At their birth, amino acid chains face a problem: they must fold up correctly into a fully functional protein that is productive for the cell. The folding can occur in countless ways but only one way is correct. In brief, the protein must solve a sort of Rubik's cube at the nanoscale. Up until now it has been assumed that random movements of the chain eventually resulted in the correct shape. Research in the laboratory of prof.dr.ir. Sander Tans has shown that this is not the full story. The molecular puzzle is actively solved by 'players': other proteins that physically grab hold of the folding chain and push it into the correct shape.
The players of the molecular Rubik's cube are called chaperones. For a long time it has been known that chaperone proteins are important for the formation of new proteins. However, up until now it was thought that they only performed two tasks: holding the sticky amino acid chains apart before the start of the folding process to prevent large lumps of protein from forming and helping to unfold wrongly folded proteins so that the protein can make a new attempt.

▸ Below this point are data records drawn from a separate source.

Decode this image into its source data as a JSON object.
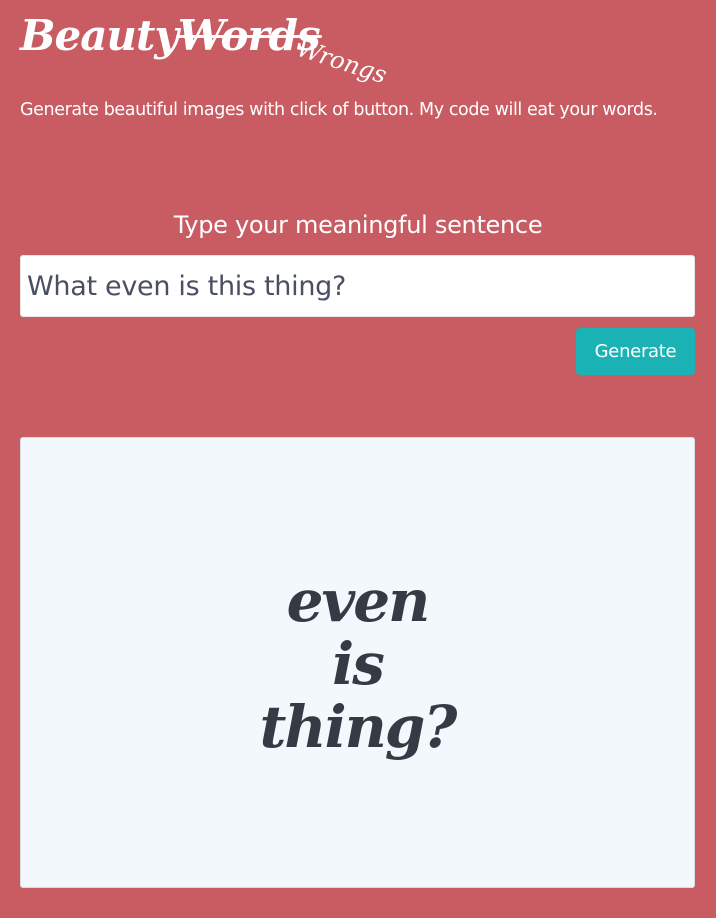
{
  "header": {
    "logo_part1": "Beauty",
    "logo_part2_struck": "Words",
    "logo_sub": "Wrongs",
    "tagline": "Generate beautiful images with click of button. My code will eat your words."
  },
  "form": {
    "label": "Type your meaningful sentence",
    "input_value": "What even is this thing?",
    "generate_label": "Generate"
  },
  "output": {
    "lines": [
      "even",
      "is",
      "thing?"
    ]
  },
  "colors": {
    "background": "#c85c62",
    "button": "#1ab2b4",
    "card": "#f2f8fc",
    "card_text": "#353a45",
    "input_text": "#4a5061"
  }
}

The new research made it clear that a chaperone, called 'Trigger Factor', grabs proteins during the folding and by doing this helps to solve the folding puzzle. How that happens is surprisingly simple and elegant. Several chaperones bind to a single amino acid chain and divide the problem into simpler, smaller subproblems. This allows an amino acid chain to fold independently at several locations and therefore form a complex protein without error. This general principle also immediately explains how one type of chaperone can bind to so many different types of protein and help these to fold.

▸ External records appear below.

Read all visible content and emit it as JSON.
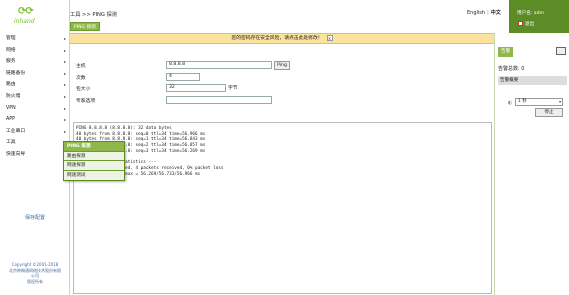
{
  "brand": {
    "logo_text": "inhand"
  },
  "sidebar": {
    "items": [
      {
        "label": "管理",
        "arrow": "▸"
      },
      {
        "label": "网络",
        "arrow": "▸"
      },
      {
        "label": "服务",
        "arrow": "▸"
      },
      {
        "label": "链路备份",
        "arrow": "▸"
      },
      {
        "label": "路由",
        "arrow": "▸"
      },
      {
        "label": "防火墙",
        "arrow": "▸"
      },
      {
        "label": "VPN",
        "arrow": "▸"
      },
      {
        "label": "APP",
        "arrow": "▸"
      },
      {
        "label": "工业串口",
        "arrow": "▸"
      },
      {
        "label": "工具",
        "arrow": "▸"
      },
      {
        "label": "快速向导",
        "arrow": "▸"
      }
    ],
    "save_label": "保存配置",
    "copyright": [
      "Copyright ©2001-2018",
      "北京映翰通网络技术股份有限",
      "公司",
      "版权所有"
    ]
  },
  "header": {
    "breadcrumb": "工具 >> PING 探测",
    "subtab": "PING 探测",
    "lang_en": "English",
    "lang_sep": "|",
    "lang_cn": "中文",
    "user_label": "用户名: adm",
    "logout_label": "退出"
  },
  "warning": {
    "text": "您的密码存在安全风险，请点击此处修改！",
    "close": "×"
  },
  "form": {
    "host_label": "主机",
    "host_value": "8.8.8.8",
    "ping_button": "Ping",
    "count_label": "次数",
    "count_value": "4",
    "size_label": "包大小",
    "size_value": "32",
    "size_unit": "字节",
    "expert_label": "专家选项",
    "expert_value": ""
  },
  "output_text": "PING 8.8.8.8 (8.8.8.8): 32 data bytes\n40 bytes from 8.8.8.8: seq=0 ttl=34 time=56.966 ms\n40 bytes from 8.8.8.8: seq=1 ttl=34 time=56.843 ms\n40 bytes from 8.8.8.8: seq=2 ttl=34 time=56.857 ms\n40 bytes from 8.8.8.8: seq=3 ttl=34 time=56.269 ms\n\n--- 8.8.8.8 ping statistics ---\n4 packets transmitted, 4 packets received, 0% packet loss\nround-trip min/avg/max = 56.269/56.733/56.966 ms",
  "submenu": {
    "items": [
      "PING 探测",
      "路由探测",
      "网速探测",
      "网速测试"
    ]
  },
  "right_panel": {
    "tab": "告警",
    "alarm_total": "告警总数: 0",
    "alarm_summary": "告警概要",
    "refresh_value": "1 秒",
    "stop_button": "停止"
  },
  "colors": {
    "accent_green": "#8fb84a",
    "dark_green": "#5d8c26",
    "warning_bg": "#fbe29d"
  }
}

The researchers made this breakthrough possible by measuring a single folding protein. They attached small plastic beads to the folding protein, which were in turn picked up by a laser beam. As folding makes the amino acid chains shorter, the beads shifted and the laser registered that. This allowed the researchers to follow the folding process by measuring the length of the chains.
The researchers saw that the protein assumed different lengths step-by-step. This indicated that at some moment the protein was partially folded, an effect that can be attributed to the chaperones that stabilized the folded part of the protein. Without the help of the chaperones the protein would change from unfolded to completely folded in a single step.
A better understanding of protein folding is very important for medicine. Proteins lie at the basis of all biological functionality. If something goes wrong with the folding then the proteins are not productive and then they also remain sticky. This stickiness seems to underlie many diseases, including Alzheimer's disease, and ageing. The study also reveals that current computer simulations of the folding process miss a vital component: the players that make the folding possible.
Reshaping of a protein conformational search by the chaperone Trigger Factor , Alireza Mashaghi1, Günter Kramer2, Philipp Bechtluft1, Beate Zachmann-Brand2, Arnold J. M. Driessen3, Bernd Bukau2 & Sander J. Tans1
1 AMOLF Institute, the Netherlands
2 Centre for Molecular Biology, Heidelberg University, Germany
3 Department of Molecular Microbiology, Groningen Biomolecular Sciences and Biotechnology Institute and the Zernike Institute for Advanced Materials, the Netherlands
See also: press release RUG